UK's new PETRAS 2 centre promises new era for IoT

2 min read

A new UK IoT centre of excellence known as PETRAS 2 has officially launched, promising a ‘step-change’ in benefits for society through research into edge computing and cybersecurity.


Led by UCL, the centre will expand on the original PETRAS (Privacy, Ethics, Trust, Reliability, Acceptability and Security) hub, which saw a consortium of 11 universities and dozens of industry partners come together in 2016 for IoT research. PETRAS 2 will now specifically focus on the opportunities and challenges from computing becoming more decentralised. Artificial intelligence will soon be operating in potentially billions of IoT devices on the ‘edge’ of the internet, no longer confined to data centres or powerful desktop computers. While this edge computing represents a paradigm shift that could bring huge benefits, it will also be something of a step into the unknown. Making this vast interconnected web of computing secure will be a difficult task, but could help transform how society functions on many levels.

“The Centre’s ultimate aim is, by creating a trustworthy and secure infrastructure for the Internet of Things, to deliver a step change in socio-economic benefit for the UK with visible improvements for citizen wellbeing and quality of life,” said PETRAS director Professor Jeremy Watson, from UCL’s Department of Science, Technology, Engineering and Public Policy (STEaPP).

“I anticipate productivity improvements and cost savings across a range of sectors including healthcare, transport and construction. In bringing together academics, industry technologists and government officials our research will create accessible and relevant knowledge with clearly visible impact [economic, societal or cultural] that will help to cement the UK's position as a world leader in this area.”

According to the project’s grant application, industry partners include the BBC, Telefonica UK, Qinetiq, Microsoft, ARM, EDF Energy, the Transport Research Laboratory and BT. That document also makes reference to Distributed Ledger Technology (DLT), the shared digital database system that underpins blockchain and cryptocurrencies like Bitcoin.
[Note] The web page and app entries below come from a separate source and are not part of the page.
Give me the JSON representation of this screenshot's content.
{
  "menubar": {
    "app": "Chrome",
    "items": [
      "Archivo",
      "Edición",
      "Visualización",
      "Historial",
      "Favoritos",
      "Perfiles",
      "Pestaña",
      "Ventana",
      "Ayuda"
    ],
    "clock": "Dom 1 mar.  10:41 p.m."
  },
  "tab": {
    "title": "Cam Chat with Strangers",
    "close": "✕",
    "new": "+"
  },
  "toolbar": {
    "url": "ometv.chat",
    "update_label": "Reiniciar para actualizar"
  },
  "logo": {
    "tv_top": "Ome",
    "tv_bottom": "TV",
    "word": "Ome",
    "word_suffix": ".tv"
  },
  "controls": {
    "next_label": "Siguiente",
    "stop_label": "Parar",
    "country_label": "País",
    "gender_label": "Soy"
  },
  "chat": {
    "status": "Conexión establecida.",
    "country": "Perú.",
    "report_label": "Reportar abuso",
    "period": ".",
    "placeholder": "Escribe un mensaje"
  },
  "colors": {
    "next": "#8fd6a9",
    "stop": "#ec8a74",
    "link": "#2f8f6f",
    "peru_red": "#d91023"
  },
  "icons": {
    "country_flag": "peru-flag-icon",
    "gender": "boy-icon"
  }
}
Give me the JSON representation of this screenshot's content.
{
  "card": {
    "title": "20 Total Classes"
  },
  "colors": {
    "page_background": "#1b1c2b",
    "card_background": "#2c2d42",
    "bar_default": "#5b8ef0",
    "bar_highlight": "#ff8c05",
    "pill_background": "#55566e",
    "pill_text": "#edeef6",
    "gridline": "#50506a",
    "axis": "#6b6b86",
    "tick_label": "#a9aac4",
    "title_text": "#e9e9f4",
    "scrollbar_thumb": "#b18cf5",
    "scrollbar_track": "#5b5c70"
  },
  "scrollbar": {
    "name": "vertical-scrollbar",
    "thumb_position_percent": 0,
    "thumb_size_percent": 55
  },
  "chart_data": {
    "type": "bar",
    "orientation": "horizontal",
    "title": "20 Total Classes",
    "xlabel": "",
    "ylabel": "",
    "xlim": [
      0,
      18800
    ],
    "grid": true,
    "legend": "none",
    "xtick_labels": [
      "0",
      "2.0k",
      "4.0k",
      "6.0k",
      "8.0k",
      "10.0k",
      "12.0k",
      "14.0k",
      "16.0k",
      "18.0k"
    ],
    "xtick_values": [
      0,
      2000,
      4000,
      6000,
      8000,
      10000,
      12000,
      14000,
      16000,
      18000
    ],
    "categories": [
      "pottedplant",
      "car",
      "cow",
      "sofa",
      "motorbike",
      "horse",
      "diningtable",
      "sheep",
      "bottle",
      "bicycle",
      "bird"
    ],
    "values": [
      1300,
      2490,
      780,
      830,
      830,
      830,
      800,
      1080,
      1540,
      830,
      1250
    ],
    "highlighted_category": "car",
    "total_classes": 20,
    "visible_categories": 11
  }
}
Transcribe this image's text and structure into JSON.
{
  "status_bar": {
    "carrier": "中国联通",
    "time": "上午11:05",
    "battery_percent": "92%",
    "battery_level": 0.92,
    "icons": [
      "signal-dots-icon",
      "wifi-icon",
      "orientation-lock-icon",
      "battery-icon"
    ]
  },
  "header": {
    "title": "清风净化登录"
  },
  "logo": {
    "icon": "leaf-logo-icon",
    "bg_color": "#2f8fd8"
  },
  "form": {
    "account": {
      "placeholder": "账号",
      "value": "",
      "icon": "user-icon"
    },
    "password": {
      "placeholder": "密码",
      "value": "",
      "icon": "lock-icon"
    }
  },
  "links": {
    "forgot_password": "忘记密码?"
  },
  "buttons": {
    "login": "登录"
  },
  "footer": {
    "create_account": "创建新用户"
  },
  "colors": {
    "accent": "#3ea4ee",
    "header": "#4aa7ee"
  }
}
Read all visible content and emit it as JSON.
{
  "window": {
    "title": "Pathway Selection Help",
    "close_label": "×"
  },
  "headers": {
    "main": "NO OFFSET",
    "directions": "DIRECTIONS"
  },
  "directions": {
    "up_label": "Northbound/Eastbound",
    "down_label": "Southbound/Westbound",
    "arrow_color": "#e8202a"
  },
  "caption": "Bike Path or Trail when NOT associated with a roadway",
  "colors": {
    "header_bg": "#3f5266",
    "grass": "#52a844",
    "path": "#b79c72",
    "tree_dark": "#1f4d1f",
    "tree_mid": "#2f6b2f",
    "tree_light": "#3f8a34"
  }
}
As well as powering digital currencies, DLT could also play a significant role in edge computing, facilitating secure communication between IoT devices as well as the execution of smart contracts between machines that require no human intervention. Exploring what role DLT might play in our hyper-connected future will be another key facet of PETRAS 2’s mission.

DLT has wide-ranging possibilities beyond cryptocurrencies such as Bitcoin (Credit: Pixabay)

“Ensuring that the UK leads from the front on emerging technologies will require close attention to the policy landscape that enables growth and promotes the implementation of secure, trusted systems,” said UCL’s Dr Madeline Carr.

“The UK has already exhibited real leadership through the Secure by Design Code of Practice for IoT consumer devices and we’re pleased to be able to continue to support those efforts through PETRAS 2.”